solera xeriscaping
Posted at 5:44 PM, Jun 08, 2023
and last updated 2023-06-08 21:31:31-04

BAKERSFIELD, Calif. (KERO) — Recent rainfall has caused problems for communities across the state, but it has also had a positive impact, replenishing our water supply and putting an end to the 3-year drought for the vast majority of California. In order to ensure a stable water supply for the future, local homeowner's association Solera Properties, is getting experimental with their landscaping efforts.

As opposed to areas of greenery, the style of landscaping known as Xeriscaping may not be what people picture when they think of a traditional yard, but it might be the smarter option. Most landscapes need water to thrive, but a Xeriscaped yard with water-wise landscaping could be the key to avoiding future stress.

Bakersfield District Manager for the California Water Service Tammy Johnson says Solera's success with Xeriscaping allowed Cal Water to give them nearly $150,000 through their Lawn-to-Garden Rebate Program.

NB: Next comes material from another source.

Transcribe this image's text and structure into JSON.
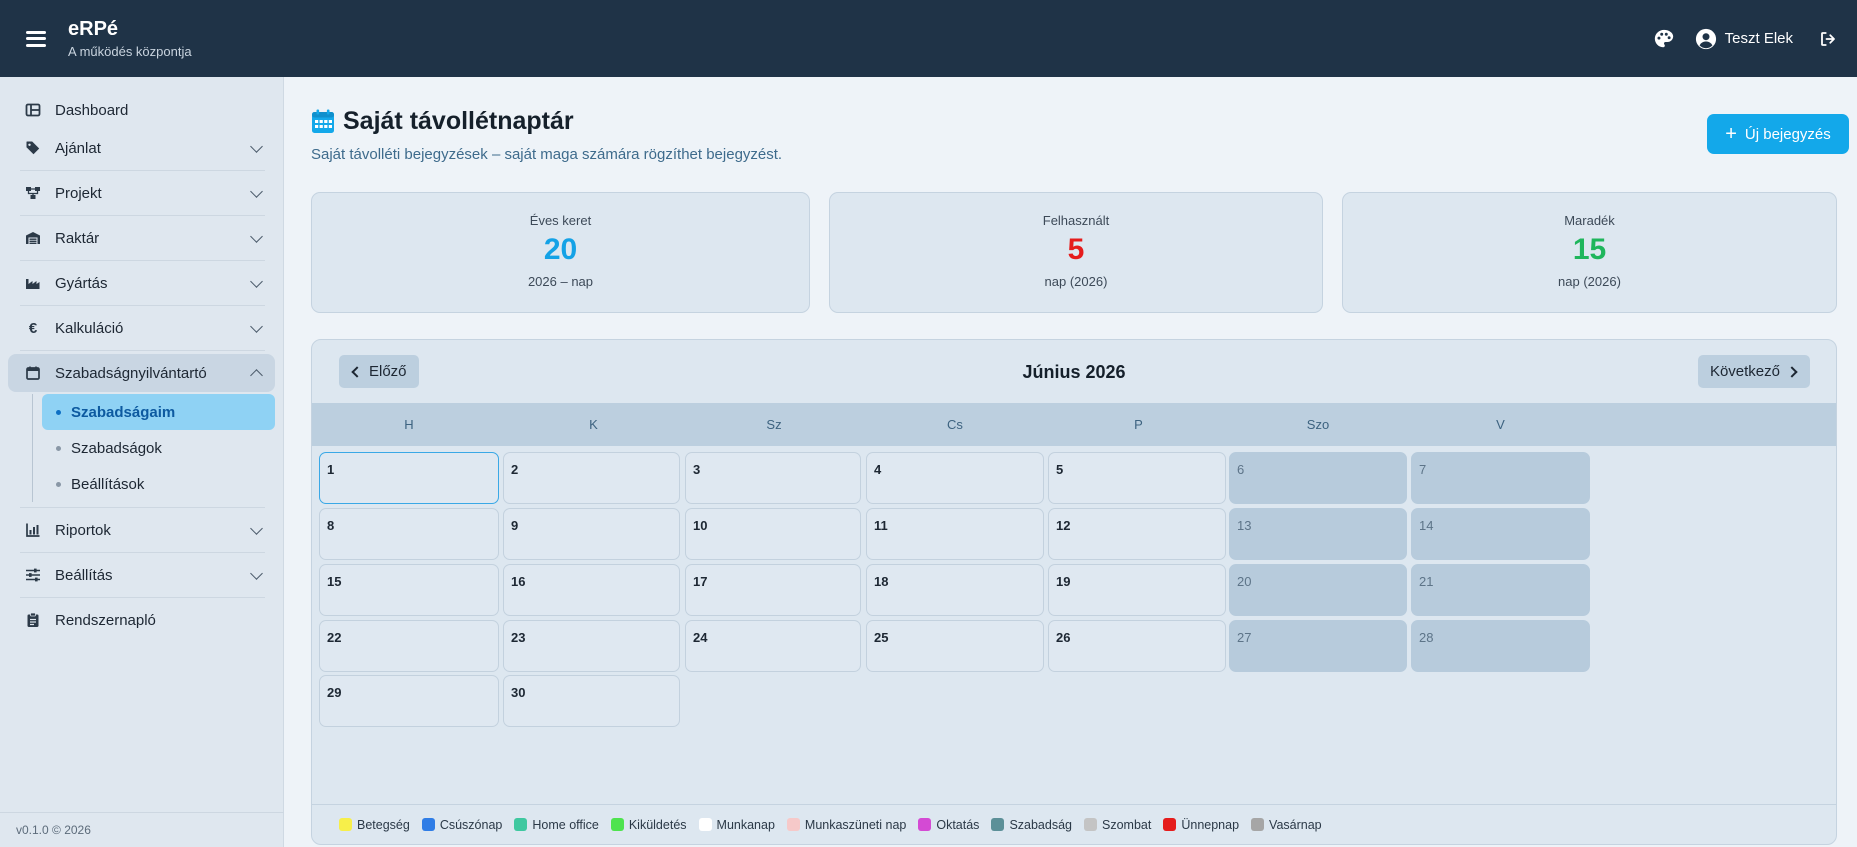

"Not just this space, but they actually have 3 different locations and they saved - or they removed over 49,000 square feet of turf," said Johnson.

Johnson adds that the success has been so promising, Cal Water estimates this project could save about 1.3 million gallons of water per year, which is more than double what it takes to fill an Olympic-sized swimming pool.

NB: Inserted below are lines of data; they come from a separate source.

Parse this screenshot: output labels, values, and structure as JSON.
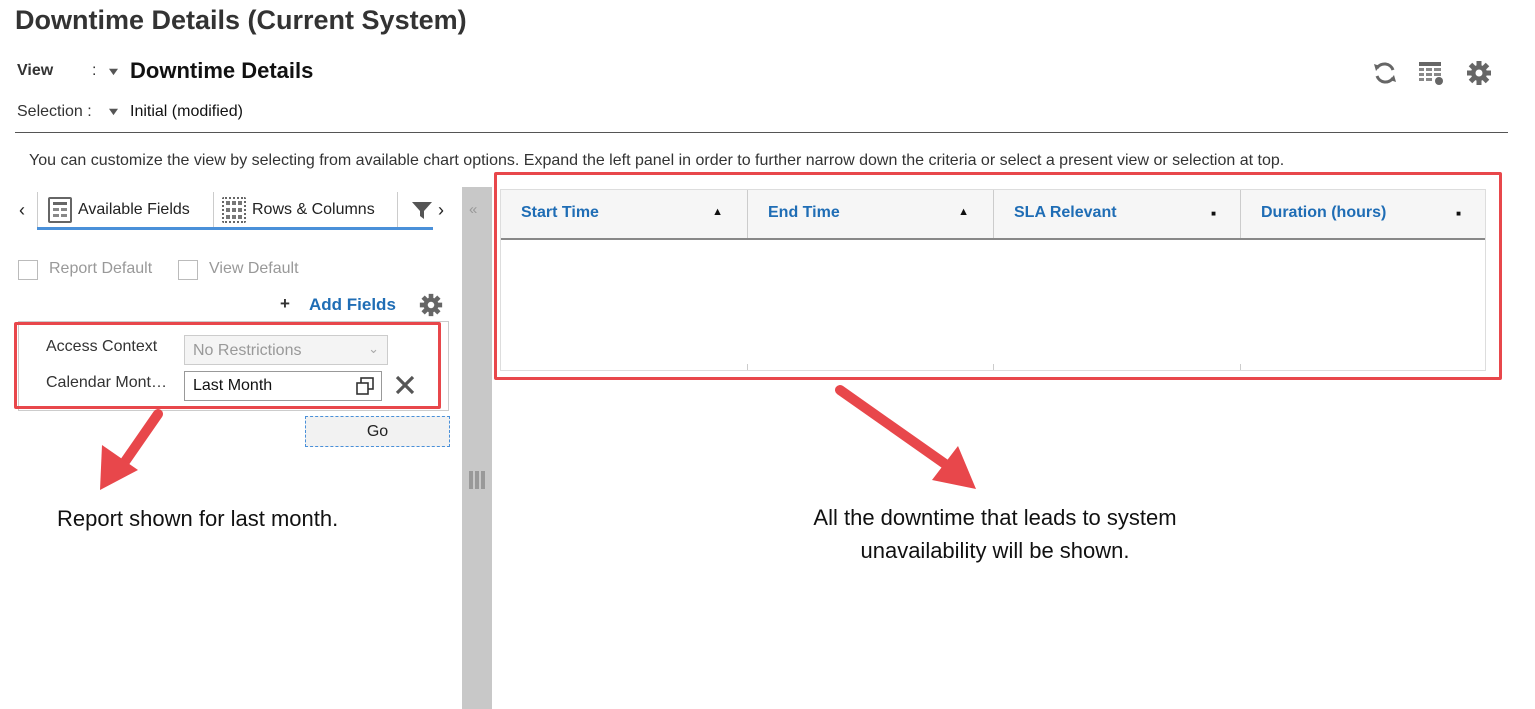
{
  "page": {
    "title": "Downtime Details (Current System)"
  },
  "header": {
    "view_label": "View",
    "view_colon": ":",
    "view_value": "Downtime Details",
    "selection_label": "Selection :",
    "selection_value": "Initial (modified)"
  },
  "info_text": "You can customize the view by selecting from available chart options. Expand the left panel in order to further narrow down the criteria or select a present view or selection at top.",
  "left_panel": {
    "tabs": [
      {
        "label": "Available Fields"
      },
      {
        "label": "Rows & Columns"
      }
    ],
    "report_default_label": "Report Default",
    "view_default_label": "View Default",
    "add_fields_plus": "+",
    "add_fields_label": "Add Fields",
    "filters": [
      {
        "label": "Access Context",
        "value": "No Restrictions"
      },
      {
        "label": "Calendar Mont…",
        "value": "Last Month"
      }
    ],
    "go_label": "Go"
  },
  "grid": {
    "columns": [
      {
        "label": "Start Time",
        "sort": "▲"
      },
      {
        "label": "End Time",
        "sort": "▲"
      },
      {
        "label": "SLA Relevant",
        "sort": "■"
      },
      {
        "label": "Duration (hours)",
        "sort": "■"
      }
    ]
  },
  "annotations": {
    "left": "Report shown for last month.",
    "right_line1": "All the downtime that leads to system",
    "right_line2": "unavailability will be shown."
  },
  "colors": {
    "accent": "#1f6db5",
    "annotation_red": "#e8474b",
    "tab_underline": "#4a90d9"
  },
  "icons": [
    "refresh-icon",
    "table-settings-icon",
    "gear-icon",
    "filter-icon",
    "calendar-picker-icon",
    "clear-icon",
    "collapse-left-icon",
    "splitter-grip-icon"
  ]
}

President of the Solera Homeowner's Association Karyl Ralles says this project has been underway for years, and that none of it would be possible without Cal Water.

"The result is absolutely outstanding, and it's unique in our community, and I'm so glad that we could serve as a showcase for the rest of Bakersfield to see what can be done," said Ralles.

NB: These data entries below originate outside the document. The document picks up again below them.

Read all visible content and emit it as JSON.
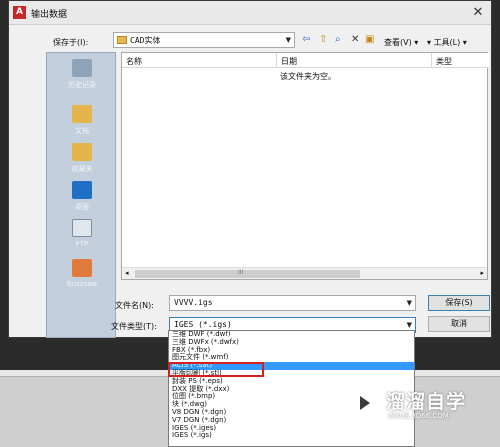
{
  "window": {
    "title": "输出数据",
    "app_icon_letter": "A",
    "close_glyph": "✕"
  },
  "save_in": {
    "label": "保存于(I):",
    "value": "CAD实体"
  },
  "toolbar": {
    "back_glyph": "⇦",
    "up_glyph": "⇧",
    "search_glyph": "⌕",
    "delete_glyph": "✕",
    "newfolder_glyph": "▣",
    "view_label": "查看(V)",
    "tools_label": "工具(L)"
  },
  "places": [
    {
      "name": "history",
      "label": "历史记录",
      "color": "#8ea2b8"
    },
    {
      "name": "documents",
      "label": "文档",
      "color": "#e3b54a"
    },
    {
      "name": "favorites",
      "label": "收藏夹",
      "color": "#e3b54a"
    },
    {
      "name": "desktop",
      "label": "桌面",
      "color": "#1f6fc4"
    },
    {
      "name": "ftp",
      "label": "FTP",
      "color": "#dfe6ee"
    },
    {
      "name": "buzzsaw",
      "label": "Buzzsaw",
      "color": "#e07a3a"
    }
  ],
  "filelist": {
    "col_name": "名称",
    "col_date": "日期",
    "col_type": "类型",
    "empty_text": "该文件夹为空。",
    "scroll_mark": "III"
  },
  "filename": {
    "label": "文件名(N):",
    "value": "VVVV.igs"
  },
  "filetype": {
    "label": "文件类型(T):",
    "value": "IGES (*.igs)"
  },
  "buttons": {
    "save": "保存(S)",
    "cancel": "取消"
  },
  "dropdown_options": [
    "三维 DWF (*.dwf)",
    "三维 DWFx (*.dwfx)",
    "FBX (*.fbx)",
    "图元文件 (*.wmf)",
    "ACIS (*.sat)",
    "平版印刷 (*.stl)",
    "封装 PS (*.eps)",
    "DXX 提取 (*.dxx)",
    "位图 (*.bmp)",
    "块 (*.dwg)",
    "V8 DGN (*.dgn)",
    "V7 DGN (*.dgn)",
    "IGES (*.iges)",
    "IGES (*.igs)"
  ],
  "selected_option_index": 4,
  "watermark": {
    "name": "溜溜自学",
    "url": "ZIXUE.3D66.COM"
  }
}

According to the City of Bakersfield, the new landscaping still isn't enough to remove water use restrictions first enacted in 2021, but the city's public information officer Joe Conroy says it's a start.

"We're staying at Stage 2 for now, so I couldn't say, 'If enough of these projects get done, we would move out of the water restrictions.' It would really be up to the city council and the water board," said Conroy.

The Stage 2 water restrictions include mandating shut-off nozzles on car wash hoses, strict limitations on outdoor water use for both residences and businesses, and prohibiting the use of outdoor water for 48 hours after a rainfall.

Senior Environmental Scientist with the California Department of Water Resources Jordi Vasquez says these efforts have never been done before as part of a partnership with an HOA.

According to Vasquez, DWR has made a $6 million dollar donation to the city to help with repairing existing infrastructure and to make conservation a way of life, adding that the investment has promising long-term effects.

"By switching out thirsty lawns with these native plants and landscaping here, we've been able to save 1.3 million gallons of water per year, and cumulatively for the lifespan of this project, that'll be 13.4 million gallons of water," said Vasquez.

Vasquez says Solera Properties is an example for the rest of the state, and says DWR plans to partner with other HOAs in the future.

Ralles says she wants people to open their eyes and see what this new landscape has to offer.

"We have to do this. We live in a desert area, we want it to be sustainable. If we're proactive rather than reactive, we can continue to have a say in what happens. We can plan," said Ralles.

According to the California Water Service, there have been more than 20 residents in Solera homes who have exchanged their turf for water-wise Xeriscaping. If you'd like to see how you might implement drought-tolerant landscaping at your home, Better Homes and Gardens offers a few tips and suggestions.